**EXERCISE:** Going line by line through the data below, how many lines contain the word "title"? Give only the number.

[Dataset rows describing interfaces]
'''
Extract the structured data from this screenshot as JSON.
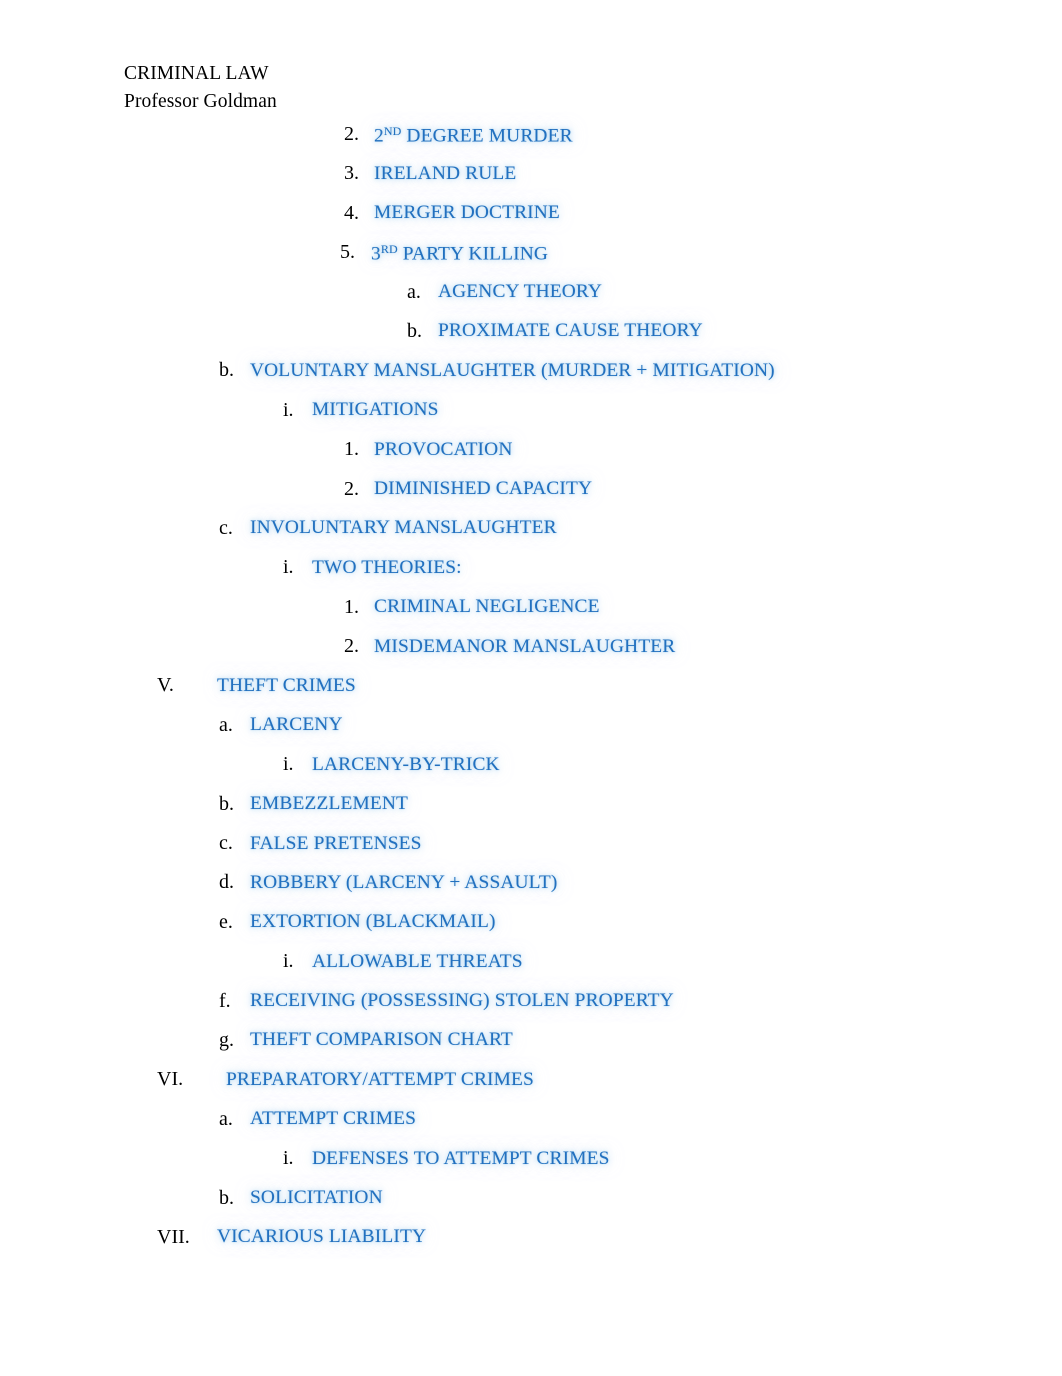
{
  "document": {
    "header": {
      "line1": "CRIMINAL LAW",
      "line2": "Professor Goldman"
    },
    "theme": {
      "text_color": "#2270BF",
      "marker_color": "#000000",
      "page_background": "#ffffff",
      "glow_color": "#A8D3F0"
    },
    "outline": [
      {
        "marker": "2.",
        "text": "2ND DEGREE MURDER",
        "sup": "ND",
        "sup_after": "2"
      },
      {
        "marker": "3.",
        "text": "IRELAND RULE"
      },
      {
        "marker": "4.",
        "text": "MERGER DOCTRINE"
      },
      {
        "marker": "5.",
        "text": "3RD PARTY KILLING",
        "sup": "RD",
        "sup_after": "3"
      },
      {
        "marker": "a.",
        "text": "AGENCY THEORY"
      },
      {
        "marker": "b.",
        "text": "PROXIMATE CAUSE THEORY"
      },
      {
        "marker": "b.",
        "text": "VOLUNTARY MANSLAUGHTER (MURDER + MITIGATION)"
      },
      {
        "marker": "i.",
        "text": "MITIGATIONS"
      },
      {
        "marker": "1.",
        "text": "PROVOCATION"
      },
      {
        "marker": "2.",
        "text": "DIMINISHED CAPACITY"
      },
      {
        "marker": "c.",
        "text": "INVOLUNTARY MANSLAUGHTER"
      },
      {
        "marker": "i.",
        "text": "TWO THEORIES:"
      },
      {
        "marker": "1.",
        "text": "CRIMINAL NEGLIGENCE"
      },
      {
        "marker": "2.",
        "text": "MISDEMANOR MANSLAUGHTER"
      },
      {
        "marker": "V.",
        "text": "THEFT CRIMES"
      },
      {
        "marker": "a.",
        "text": "LARCENY"
      },
      {
        "marker": "i.",
        "text": "LARCENY-BY-TRICK"
      },
      {
        "marker": "b.",
        "text": "EMBEZZLEMENT"
      },
      {
        "marker": "c.",
        "text": "FALSE PRETENSES"
      },
      {
        "marker": "d.",
        "text": "ROBBERY (LARCENY + ASSAULT)"
      },
      {
        "marker": "e.",
        "text": "EXTORTION (BLACKMAIL)"
      },
      {
        "marker": "i.",
        "text": "ALLOWABLE THREATS"
      },
      {
        "marker": "f.",
        "text": "RECEIVING (POSSESSING) STOLEN PROPERTY"
      },
      {
        "marker": "g.",
        "text": "THEFT COMPARISON CHART"
      },
      {
        "marker": "VI.",
        "text": "PREPARATORY/ATTEMPT CRIMES"
      },
      {
        "marker": "a.",
        "text": "ATTEMPT CRIMES"
      },
      {
        "marker": "i.",
        "text": "DEFENSES TO ATTEMPT CRIMES"
      },
      {
        "marker": "b.",
        "text": "SOLICITATION"
      },
      {
        "marker": "VII.",
        "text": "VICARIOUS LIABILITY"
      }
    ]
  }
}
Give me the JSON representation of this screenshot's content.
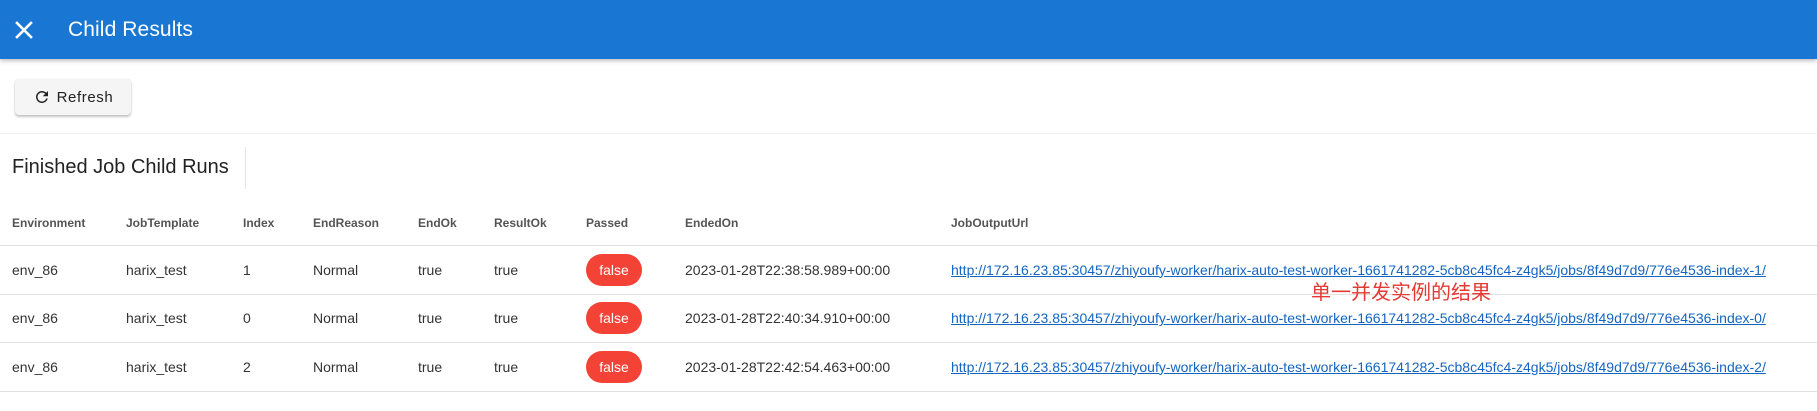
{
  "appbar": {
    "title": "Child Results",
    "close_icon": "close-icon",
    "color": "#1976d2"
  },
  "toolbar": {
    "refresh_label": "Refresh",
    "refresh_icon": "refresh-icon"
  },
  "section": {
    "title": "Finished Job Child Runs"
  },
  "table": {
    "headers": {
      "environment": "Environment",
      "job_template": "JobTemplate",
      "index": "Index",
      "end_reason": "EndReason",
      "end_ok": "EndOk",
      "result_ok": "ResultOk",
      "passed": "Passed",
      "ended_on": "EndedOn",
      "job_output_url": "JobOutputUrl"
    },
    "rows": [
      {
        "environment": "env_86",
        "job_template": "harix_test",
        "index": "1",
        "end_reason": "Normal",
        "end_ok": "true",
        "result_ok": "true",
        "passed": "false",
        "ended_on": "2023-01-28T22:38:58.989+00:00",
        "job_output_url": "http://172.16.23.85:30457/zhiyoufy-worker/harix-auto-test-worker-1661741282-5cb8c45fc4-z4gk5/jobs/8f49d7d9/776e4536-index-1/"
      },
      {
        "environment": "env_86",
        "job_template": "harix_test",
        "index": "0",
        "end_reason": "Normal",
        "end_ok": "true",
        "result_ok": "true",
        "passed": "false",
        "ended_on": "2023-01-28T22:40:34.910+00:00",
        "job_output_url": "http://172.16.23.85:30457/zhiyoufy-worker/harix-auto-test-worker-1661741282-5cb8c45fc4-z4gk5/jobs/8f49d7d9/776e4536-index-0/"
      },
      {
        "environment": "env_86",
        "job_template": "harix_test",
        "index": "2",
        "end_reason": "Normal",
        "end_ok": "true",
        "result_ok": "true",
        "passed": "false",
        "ended_on": "2023-01-28T22:42:54.463+00:00",
        "job_output_url": "http://172.16.23.85:30457/zhiyoufy-worker/harix-auto-test-worker-1661741282-5cb8c45fc4-z4gk5/jobs/8f49d7d9/776e4536-index-2/"
      }
    ],
    "passed_chip_color": "#f44336",
    "link_color": "#1565c0"
  },
  "annotation": {
    "text": "单一并发实例的结果",
    "color": "#e53935"
  }
}
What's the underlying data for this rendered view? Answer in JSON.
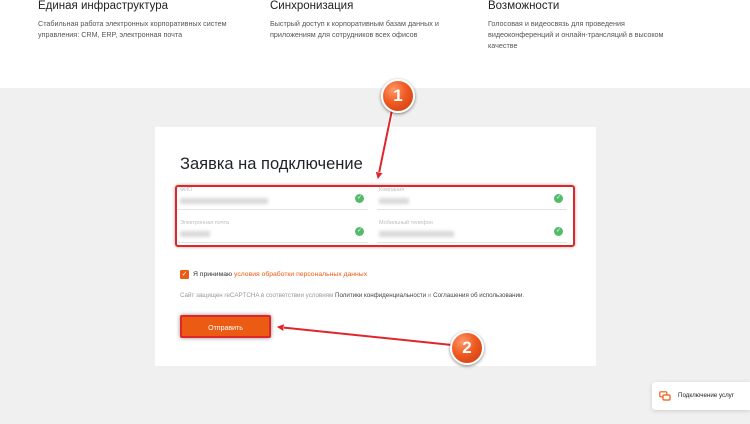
{
  "features": [
    {
      "title": "Единая инфраструктура",
      "description": "Стабильная работа электронных корпоративных систем управления: CRM, ERP, электронная почта"
    },
    {
      "title": "Синхронизация",
      "description": "Быстрый доступ к корпоративным базам данных и приложениям для сотрудников всех офисов"
    },
    {
      "title": "Возможности",
      "description": "Голосовая и видеосвязь для проведения видеоконференций и онлайн-трансляций в высоком качестве"
    }
  ],
  "form": {
    "title": "Заявка на подключение",
    "fields": [
      {
        "label": "ФИО"
      },
      {
        "label": "Компания"
      },
      {
        "label": "Электронная почта"
      },
      {
        "label": "Мобильный телефон"
      }
    ],
    "consent_prefix": "Я принимаю",
    "consent_link": "условия обработки персональных данных",
    "recaptcha_prefix": "Сайт защищен reCAPTCHA в соответствии условиям",
    "recaptcha_privacy": "Политики конфиденциальности",
    "recaptcha_and": "и",
    "recaptcha_terms": "Соглашения об использовании",
    "submit_label": "Отправить"
  },
  "annotations": {
    "badge1": "1",
    "badge2": "2"
  },
  "service_button": {
    "label": "Подключение услуг"
  },
  "colors": {
    "accent": "#ec5b13",
    "highlight": "#e0252b",
    "success": "#55bb6a"
  },
  "icons": {
    "check": "check-icon",
    "chat": "chat-icon"
  }
}
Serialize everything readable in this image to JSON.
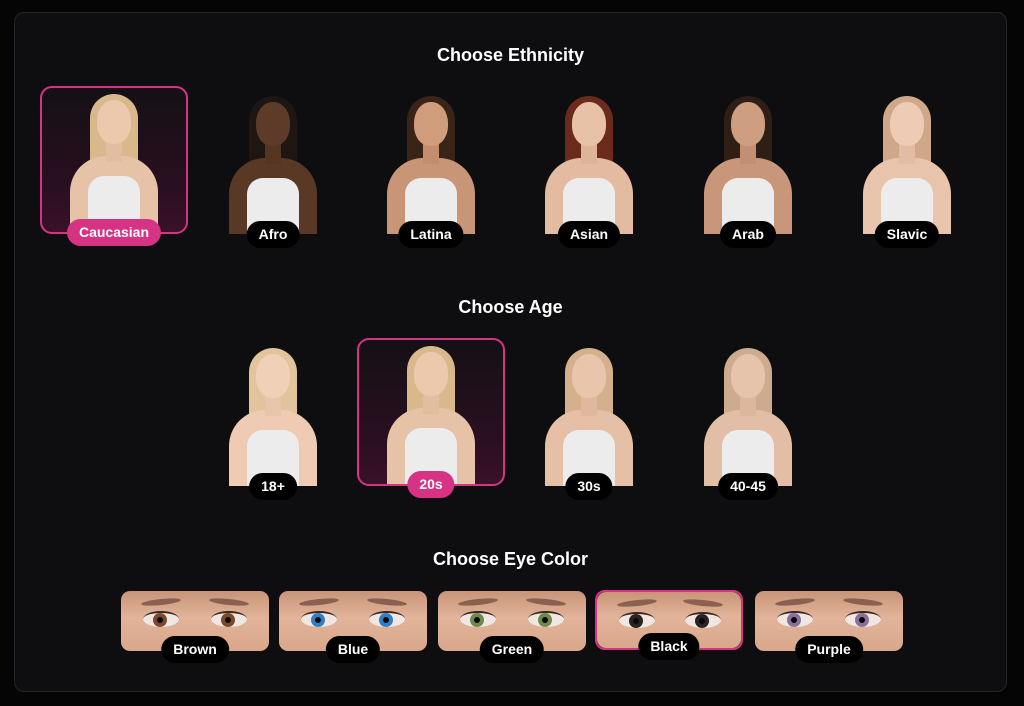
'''
**ANSWER SECTION:** 6